Hello Doug,I fly with Air Canada quite often and by now I understand that weatherpatterns have a lot to do with turbulence. My questions is, can turbulence bring the plane down??? Or brake it apart in the air. Silly question but Ialways wanted to know. Thanks. Iwona
Iwona. Thanks for the email.
There are six different types of turbulence and one man made (wing tip vortices from other aircraft).
My first enRoute article some 12 years ago addressed turbulence called, "Why the Bumps?" (see below)
An aircraft is built such that it can handle whatever mother nature throws at it. So, I have yet to hear about an airliner
breaking up in flight due to turbulence.
As far as bringing an airplane down, turbulence near the ground could effectively cause an accident. One type, LLWS (Low Level Wind Shear)
can be dangerous to low flying aircraft. Having said that, most airliners are equipped to tell the pilot windshear is present.
We pilots know what conditions are conducive to turbulence and we consult weather charts, weather reports and receive pilot reports from other aircraft on
a continual basis. We try to give the smoothest flight possible because after all, if it's bumpy, we don't get served either.
All the best, and again, thanks for taking the time to submit your question.
Why the Bumps?
The different types of turbulence
Those bumps sometimes experienced when flying are not caused by air pockets, as is commonly believed. Actually, air pockets do not exist. Sudden movements are caused by disturbed conditions of the atmosphere due to irregular wind currents, or turbulence. There are six different types of turbulence and they can occur during each phase of flight. Fortunately, your flight crew is prepared to avoid all six, thus ensuring your comfort.
Mechanical turbulence occurs when aircraft encounters strong winds blowing over irregular terrain such as hills, trees or buildings. This type occurs near to the ground at less than 1300 metres (4,000 feet). To avoid mechanical turbulence after take off, the pilot will steepen the angle of the aircraft’s climb. When landing, he or she will decrease the aircraft’s speed.

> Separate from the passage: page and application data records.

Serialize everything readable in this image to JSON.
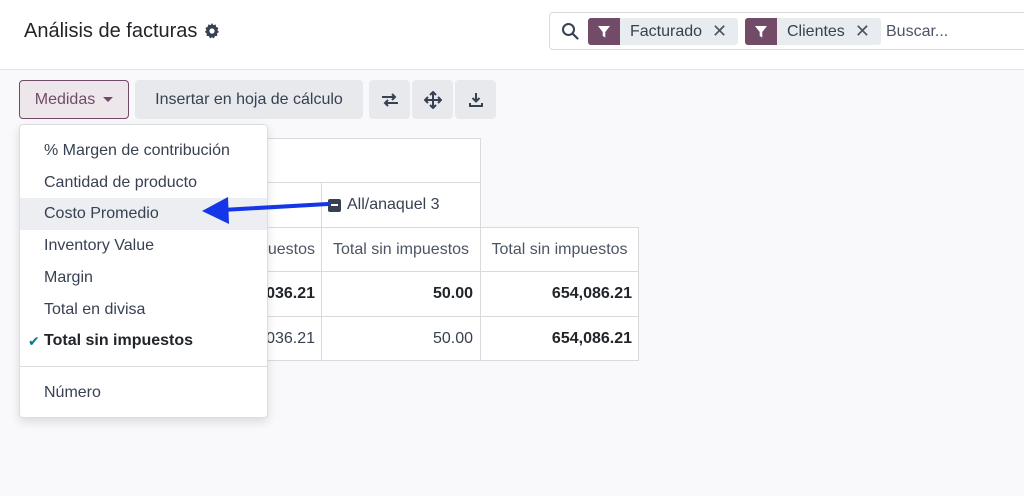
{
  "header": {
    "title": "Análisis de facturas",
    "settings_icon": "gear-icon"
  },
  "search": {
    "placeholder": "Buscar...",
    "facets": [
      {
        "label": "Facturado",
        "icon": "filter-icon"
      },
      {
        "label": "Clientes",
        "icon": "filter-icon"
      }
    ]
  },
  "toolbar": {
    "measures_label": "Medidas",
    "insert_label": "Insertar en hoja de cálculo",
    "flip_icon": "swap-axis-icon",
    "expand_icon": "expand-all-icon",
    "download_icon": "download-icon"
  },
  "pivot": {
    "col_group_label": "All/anaquel 3",
    "measure_headers": [
      "uestos",
      "Total sin impuestos",
      "Total sin impuestos"
    ],
    "rows": [
      {
        "partial": "036.21",
        "value": "50.00",
        "total": "654,086.21"
      },
      {
        "partial": "036.21",
        "value": "50.00",
        "total": "654,086.21"
      }
    ]
  },
  "measures_menu": {
    "items": [
      {
        "label": "% Margen de contribución",
        "selected": false
      },
      {
        "label": "Cantidad de producto",
        "selected": false
      },
      {
        "label": "Costo Promedio",
        "selected": false,
        "highlighted": true
      },
      {
        "label": "Inventory Value",
        "selected": false
      },
      {
        "label": "Margin",
        "selected": false
      },
      {
        "label": "Total en divisa",
        "selected": false
      },
      {
        "label": "Total sin impuestos",
        "selected": true
      }
    ],
    "extra_items": [
      {
        "label": "Número"
      }
    ]
  },
  "colors": {
    "brand": "#714b67",
    "check": "#017e84",
    "annotation_arrow": "#1436e6"
  }
}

The second kind is known as convective turbulence. During the day, the sun heats up the earth, which then heats the overlying air. The hotter the air, the bumpier the turbulence. Convection, the way that heated air travels upwards in the atmosphere, is at its maximum during the heat of a summer afternoon. Cloud formations are good indicators of the degree of convection at work, and of a pilot sees white, puffy, convective or cumulus clouds,, it is often a sign of turbulence. He or she can then easily avoid it.
When these billowy clouds become taller than they are wide, they are called towering cumulus, and signal the buildup of thunderstorms. Once these clouds are moderately or fully developed, they will show up on the aircraft’s radar-not the clouds themselves, but the rain showers inside. The larger and more intense the rain shower, the more obvious they appear on the radar. Pilots can then avoid them by navigating around the showers.
A third type of turbulence is low level wind shear (LLWS). This occurs as a result of updrafts under a thunderstorm or when winds funnel down a valley. Pilots are familiar with this hazard and avoid flying under a thunderstorm, particularly during take off or landing. Many aircraft now have wind-shear detecting equipment on board, and a number of airports are equipped to detect LLWS. Orographic turbulence occurs when a strong wind blows perpendicular to a mountain range, causing a phenomenon known as a “mountain wave” (orography is the field of knowledge concerned with mountains). By watching for the three types of clouds that may indicate its presence, a pilot can then avoid the bumpier air of a mountain range’s downwind side or climb above it.
A fifth type, called frontal turbulence, is brought on by a sudden change in wind direction due to a weather front. A quick look at the latest weather chart will tell a pilot where these fronts are, as well as the speed at which they are moving.
The last, and perhaps least understood kind of turbulence, is clear air turbulence (CAT). This forms when little to no weather systems are present, and is caused by jet streams- long, thin bands of fast-moving air sandwiched between the first two layers of the atmosphere, usually located at ten thousand metres (33,000 feet). Jet streams corkscrew around the globe like coiling, meandering snakes and occur when two air masses collide. The resulting winds can cause significant turbulence, but can be avoided without difficulty.
The members of your flight crew are always up-to-date on the latest weather reports and forecasts, and are expertly trained to avoid or minimize any discomfort. So sit back and relax; the next bump you experience will be your landing!